◆ ENTRIES SUPPLIED ◆
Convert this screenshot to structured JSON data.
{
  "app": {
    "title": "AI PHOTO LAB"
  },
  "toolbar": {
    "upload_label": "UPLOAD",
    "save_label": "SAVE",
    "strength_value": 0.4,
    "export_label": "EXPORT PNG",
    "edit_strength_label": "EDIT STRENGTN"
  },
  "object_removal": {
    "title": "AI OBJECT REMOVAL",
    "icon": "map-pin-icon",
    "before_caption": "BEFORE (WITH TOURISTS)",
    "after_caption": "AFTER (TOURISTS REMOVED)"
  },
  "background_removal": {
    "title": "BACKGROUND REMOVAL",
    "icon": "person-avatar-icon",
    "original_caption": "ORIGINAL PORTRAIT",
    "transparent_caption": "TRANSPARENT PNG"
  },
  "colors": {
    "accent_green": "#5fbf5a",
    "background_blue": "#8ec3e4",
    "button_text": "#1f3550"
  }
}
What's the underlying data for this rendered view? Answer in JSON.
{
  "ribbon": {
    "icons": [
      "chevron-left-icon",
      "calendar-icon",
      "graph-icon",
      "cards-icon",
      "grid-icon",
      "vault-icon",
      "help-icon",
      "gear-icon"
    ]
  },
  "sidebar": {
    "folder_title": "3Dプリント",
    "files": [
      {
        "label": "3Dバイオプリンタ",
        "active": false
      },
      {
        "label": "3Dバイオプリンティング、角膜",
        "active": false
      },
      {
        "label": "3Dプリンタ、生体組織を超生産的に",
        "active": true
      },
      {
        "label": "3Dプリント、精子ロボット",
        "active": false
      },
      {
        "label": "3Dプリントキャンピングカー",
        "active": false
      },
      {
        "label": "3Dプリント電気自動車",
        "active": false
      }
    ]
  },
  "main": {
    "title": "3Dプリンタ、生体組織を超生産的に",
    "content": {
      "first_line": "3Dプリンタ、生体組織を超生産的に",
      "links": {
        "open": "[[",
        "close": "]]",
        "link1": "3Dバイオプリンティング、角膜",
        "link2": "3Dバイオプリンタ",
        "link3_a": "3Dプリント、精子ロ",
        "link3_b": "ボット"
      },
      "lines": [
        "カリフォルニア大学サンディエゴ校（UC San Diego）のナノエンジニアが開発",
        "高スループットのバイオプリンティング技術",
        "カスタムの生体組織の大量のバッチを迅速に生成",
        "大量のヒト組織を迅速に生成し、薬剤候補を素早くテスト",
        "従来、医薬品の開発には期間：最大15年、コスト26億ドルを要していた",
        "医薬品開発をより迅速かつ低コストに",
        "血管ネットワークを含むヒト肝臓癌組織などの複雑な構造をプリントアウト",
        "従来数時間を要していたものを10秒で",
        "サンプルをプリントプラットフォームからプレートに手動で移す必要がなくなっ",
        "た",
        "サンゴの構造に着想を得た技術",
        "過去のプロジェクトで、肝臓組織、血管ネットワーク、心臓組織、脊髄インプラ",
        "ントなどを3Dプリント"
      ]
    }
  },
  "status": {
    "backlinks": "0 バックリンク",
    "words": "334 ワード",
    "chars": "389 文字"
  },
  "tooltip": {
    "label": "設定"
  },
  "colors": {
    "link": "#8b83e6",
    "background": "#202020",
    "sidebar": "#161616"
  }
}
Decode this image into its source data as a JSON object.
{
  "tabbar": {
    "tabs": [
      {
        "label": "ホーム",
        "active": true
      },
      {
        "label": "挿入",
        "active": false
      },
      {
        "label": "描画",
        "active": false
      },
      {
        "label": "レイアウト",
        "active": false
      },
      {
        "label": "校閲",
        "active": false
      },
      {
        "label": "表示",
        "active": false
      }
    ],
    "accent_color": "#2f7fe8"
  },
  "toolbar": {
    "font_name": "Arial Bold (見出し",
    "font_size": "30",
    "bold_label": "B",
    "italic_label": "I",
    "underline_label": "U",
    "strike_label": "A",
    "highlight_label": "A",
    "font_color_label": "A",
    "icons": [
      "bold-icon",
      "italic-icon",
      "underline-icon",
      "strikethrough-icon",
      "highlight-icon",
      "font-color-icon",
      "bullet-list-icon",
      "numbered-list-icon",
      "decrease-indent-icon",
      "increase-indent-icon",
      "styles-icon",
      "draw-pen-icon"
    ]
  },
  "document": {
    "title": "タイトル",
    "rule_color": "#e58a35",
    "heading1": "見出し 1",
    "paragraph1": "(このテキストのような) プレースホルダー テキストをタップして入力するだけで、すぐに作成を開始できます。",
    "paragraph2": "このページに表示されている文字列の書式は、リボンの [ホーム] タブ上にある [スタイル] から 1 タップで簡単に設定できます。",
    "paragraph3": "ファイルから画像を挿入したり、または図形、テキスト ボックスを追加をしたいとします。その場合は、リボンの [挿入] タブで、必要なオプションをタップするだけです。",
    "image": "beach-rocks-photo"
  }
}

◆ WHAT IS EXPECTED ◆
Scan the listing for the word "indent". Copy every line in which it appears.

◆ SOLUTION TO THE EXERCISE ◆
      "decrease-indent-icon",
      "increase-indent-icon",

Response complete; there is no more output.